We circled back to the four different thematic tracks of the forum, on Saturday, when our panelists discussed how direct democracy can help us move beyond crises. What will our democratic future look like and how do we get there?
Finally, our closing session on Wednesday our partners at Zócalo Public Square collected views from Chile, Mexico, Taiwan and the US, looking at both the rising tide of authoritarianism around the globe and the many innovative direct and participatory instruments. You can read the full takeaway on the panel here.
Using democracy to move beyond COVID-19
The COVID global pandemic has exacerbated many pre-existing democratic crises. Therefore, an entire track at the 2020 Online Global Forum on Modern Direct Democracy was devoted to “Democracy in Crisis”. This track was a brilliant example of the Forum’s way of bringing people from all over the world together to discuss issues of direct democracy. It consisted of 4 panel discussions.
Toni Skorić opened the first panel session with a contribution on democratic backsliding and abuses of power in Hungary during the COVID-19 pandemic. This was followed by Clara Egger and Raul Magni-Berton’s presentation on the Exceptius research project aimed at evaluating exceptional decision-making in 32 countries during the Coronavirus crisis. One of their important initial findings is that people need to trust in democracy and require reliable information for democracies to remain resilient during crises. The next contribution was made by Dobrica Veselinovic from the “Don’t let Belgrade drown” civic movement on Coronavirus restrictions in Serbia and the use of the crisis by the Serbian government to make political gains, causing widespread distrust in the government from the population. The panel contribution was rounded off by Arjen Nijeboer who spoke about the Coronavirus situation in the Netherlands and the public’s reaction to special measures.
The second panel focused on the American election with specific reference to voter turnout and participation during the COVID-19 crisis. Sarah Rosier from Ballotpedia opened the session with a presentation on changes in voting methods in response to the pandemic in the USA. The conversation then moved over to direct democracy with Dane Waters and Paul Jacob highlighting challenges related to ballot initiatives for the upcoming election. Next, John Matsusaka spoke about the benefits of direct democracy, especially during times of crisis. Finally, Nancy Wang brought the session to a close with a contribution on organisations and initiatives working towards ensuring proper democratic practice during the election.
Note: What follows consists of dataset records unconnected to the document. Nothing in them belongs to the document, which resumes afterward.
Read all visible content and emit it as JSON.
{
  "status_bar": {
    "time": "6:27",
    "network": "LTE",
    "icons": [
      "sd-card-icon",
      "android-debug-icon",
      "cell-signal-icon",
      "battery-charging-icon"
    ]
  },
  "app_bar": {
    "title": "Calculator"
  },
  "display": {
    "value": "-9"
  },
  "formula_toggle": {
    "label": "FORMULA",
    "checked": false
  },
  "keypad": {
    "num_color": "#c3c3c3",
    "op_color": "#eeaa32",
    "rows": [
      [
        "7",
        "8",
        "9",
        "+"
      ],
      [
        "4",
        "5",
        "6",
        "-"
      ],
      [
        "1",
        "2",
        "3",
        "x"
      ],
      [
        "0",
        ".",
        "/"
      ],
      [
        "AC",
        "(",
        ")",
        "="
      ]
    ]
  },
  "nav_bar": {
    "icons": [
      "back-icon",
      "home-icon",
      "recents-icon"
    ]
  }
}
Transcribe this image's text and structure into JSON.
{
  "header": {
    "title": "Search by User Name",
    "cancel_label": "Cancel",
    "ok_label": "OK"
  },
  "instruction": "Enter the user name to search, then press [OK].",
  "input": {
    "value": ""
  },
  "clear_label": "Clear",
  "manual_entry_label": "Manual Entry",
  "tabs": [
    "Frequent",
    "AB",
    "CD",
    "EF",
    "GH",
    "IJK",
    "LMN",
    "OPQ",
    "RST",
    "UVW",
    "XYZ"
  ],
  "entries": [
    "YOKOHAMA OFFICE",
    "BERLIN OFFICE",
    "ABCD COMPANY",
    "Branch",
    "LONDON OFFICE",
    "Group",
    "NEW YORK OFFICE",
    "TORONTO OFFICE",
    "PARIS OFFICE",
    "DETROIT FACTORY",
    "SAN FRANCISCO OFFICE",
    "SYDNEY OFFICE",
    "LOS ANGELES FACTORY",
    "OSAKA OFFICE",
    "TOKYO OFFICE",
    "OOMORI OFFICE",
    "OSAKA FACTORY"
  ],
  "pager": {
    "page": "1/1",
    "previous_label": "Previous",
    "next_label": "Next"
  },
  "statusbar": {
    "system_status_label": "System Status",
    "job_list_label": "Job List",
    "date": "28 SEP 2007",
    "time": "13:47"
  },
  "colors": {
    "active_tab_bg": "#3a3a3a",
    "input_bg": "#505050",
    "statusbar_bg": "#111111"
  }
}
We also facilitated 2 highly successful Spanish language panels on democratic challenges in Mexico with simultaneous interpretation into English. The first panel was headed by Claudia Zavala, Bernardo Valle Monroy, Rita Bell López and Arturo Meraz and focused on how the global pandemic has hindered the participation of women and indigenous communities in Mexico. Further mention was made of direct democratic tools in Mexico and other instruments of democratic participation. The second panel looked at the Mexican government’s initiatives to reach disadvantaged members of society and the role of the public in solving problems stemming from COVID-19. The proposed way of achieving this in Mexico is through a National Social Participation System, which was presented by Mexican Senator Rabindranath Salazar Solorio. Both panels were attended by almost a 100 people, making them some of the most highly attended panels at the entire Forum and demonstrating people’s interest in these topics.
All in all, the main lesson from this track is that already strong and resilient democracies are more robust and less prone to democratic backsliding during times of crisis, whereas democracies with pre-existing problems experienced further setbacks during COVID-19.